WHAT YOU WILL DO -
Give back every line of the material below that has the string "current".

DATA FOR REVIEW -
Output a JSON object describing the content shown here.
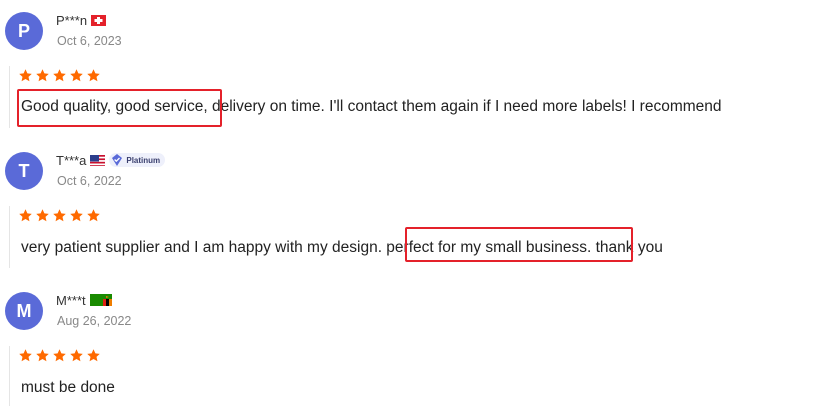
{
  "reviews": [
    {
      "initial": "P",
      "name": "P***n",
      "country_flag": "switzerland-flag",
      "date": "Oct 6, 2023",
      "rating": 5,
      "text": "Good quality, good service, delivery on time. I'll contact them again if I need more labels! I recommend",
      "highlighted": "Good quality, good service"
    },
    {
      "initial": "T",
      "name": "T***a",
      "country_flag": "usa-flag",
      "badge": "Platinum",
      "date": "Oct 6, 2022",
      "rating": 5,
      "text": "very patient supplier and I am happy with my design. perfect for my small business. thank you",
      "highlighted": "perfect for my small business."
    },
    {
      "initial": "M",
      "name": "M***t",
      "country_flag": "zambia-flag",
      "date": "Aug 26, 2022",
      "rating": 5,
      "text": "must be done"
    }
  ],
  "colors": {
    "avatar": "#5a6ad8",
    "star": "#ff6a00",
    "highlight_border": "#e4212a"
  }
}
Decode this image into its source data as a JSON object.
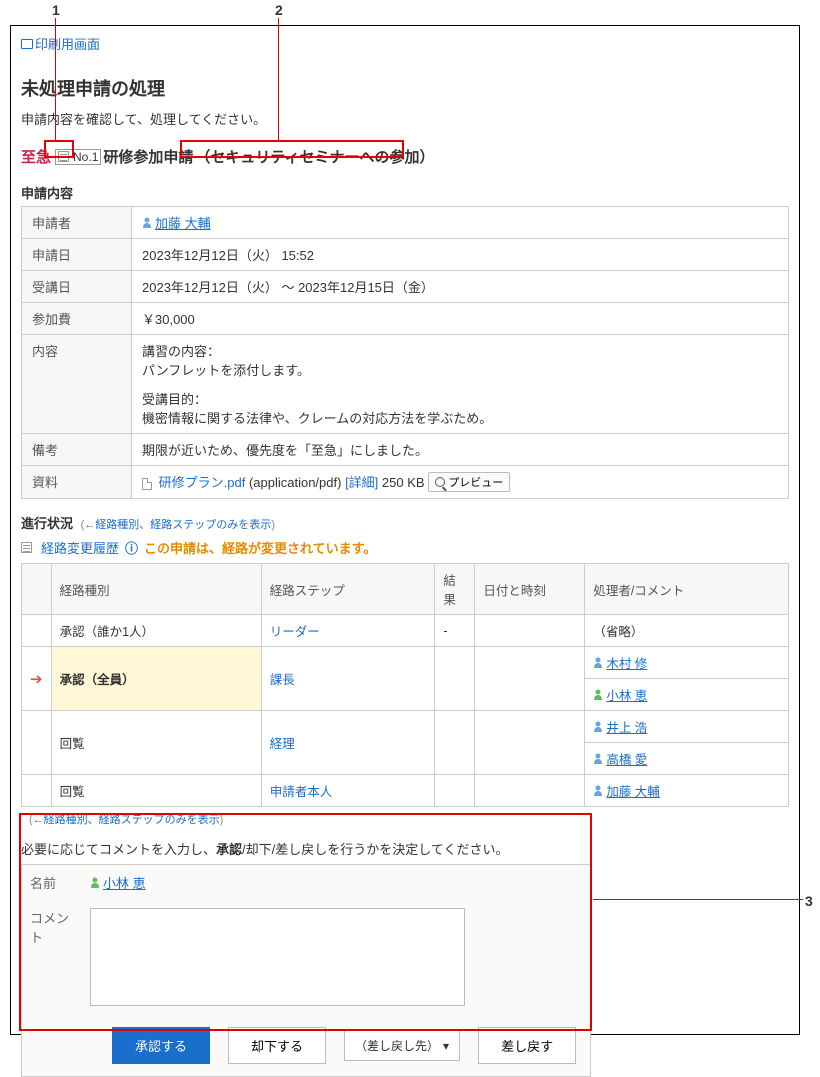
{
  "callouts": {
    "1": "1",
    "2": "2",
    "3": "3"
  },
  "print_link": "印刷用画面",
  "page_title": "未処理申請の処理",
  "page_desc": "申請内容を確認して、処理してください。",
  "request": {
    "urgent": "至急",
    "number": "No.1",
    "title": "研修参加申請",
    "subtitle": "（セキュリティセミナーへの参加）"
  },
  "details": {
    "heading": "申請内容",
    "rows": {
      "applicant_label": "申請者",
      "applicant_name": "加藤 大輔",
      "apply_date_label": "申請日",
      "apply_date": "2023年12月12日（火） 15:52",
      "attend_date_label": "受講日",
      "attend_date": "2023年12月12日（火） ～ 2023年12月15日（金）",
      "fee_label": "参加費",
      "fee": "￥30,000",
      "content_label": "内容",
      "content_line1": "講習の内容：",
      "content_line2": "パンフレットを添付します。",
      "content_line3": "受講目的：",
      "content_line4": "機密情報に関する法律や、クレームの対応方法を学ぶため。",
      "remarks_label": "備考",
      "remarks": "期限が近いため、優先度を「至急」にしました。",
      "material_label": "資料",
      "material_file": "研修プラン.pdf",
      "material_mime": "(application/pdf)",
      "material_detail": "[詳細]",
      "material_size": "250 KB",
      "material_preview": "プレビュー"
    }
  },
  "progress": {
    "heading": "進行状況",
    "collapse_link": "←経路種別、経路ステップのみを表示",
    "route_history": "経路変更履歴",
    "route_warn": "この申請は、経路が変更されています。",
    "cols": {
      "type": "経路種別",
      "step": "経路ステップ",
      "result": "結果",
      "datetime": "日付と時刻",
      "handler": "処理者/コメント"
    },
    "rows": [
      {
        "type": "承認（誰か1人）",
        "step": "リーダー",
        "result": "-",
        "handler": "（省略）",
        "current": false,
        "person": false
      },
      {
        "type": "承認（全員）",
        "step": "課長",
        "handlers": [
          "木村 修",
          "小林 恵"
        ],
        "current": true
      },
      {
        "type": "回覧",
        "step": "経理",
        "handlers": [
          "井上 浩",
          "高橋 愛"
        ],
        "current": false
      },
      {
        "type": "回覧",
        "step": "申請者本人",
        "handlers": [
          "加藤 大輔"
        ],
        "current": false
      }
    ],
    "collapse_link2": "←経路種別、経路ステップのみを表示"
  },
  "action": {
    "instruction_prefix": "必要に応じてコメントを入力し、",
    "instruction_bold": "承認",
    "instruction_suffix": "/却下/差し戻しを行うかを決定してください。",
    "name_label": "名前",
    "name_value": "小林 恵",
    "comment_label": "コメント",
    "approve": "承認する",
    "reject": "却下する",
    "remand_select": "（差し戻し先）",
    "remand": "差し戻す"
  },
  "colors": {
    "person_blue": "#6aa3e0",
    "person_green": "#5fbf5f"
  }
}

WRITTEN SOLUTION -
        "current": false,
        "current": true
        "current": false
        "current": false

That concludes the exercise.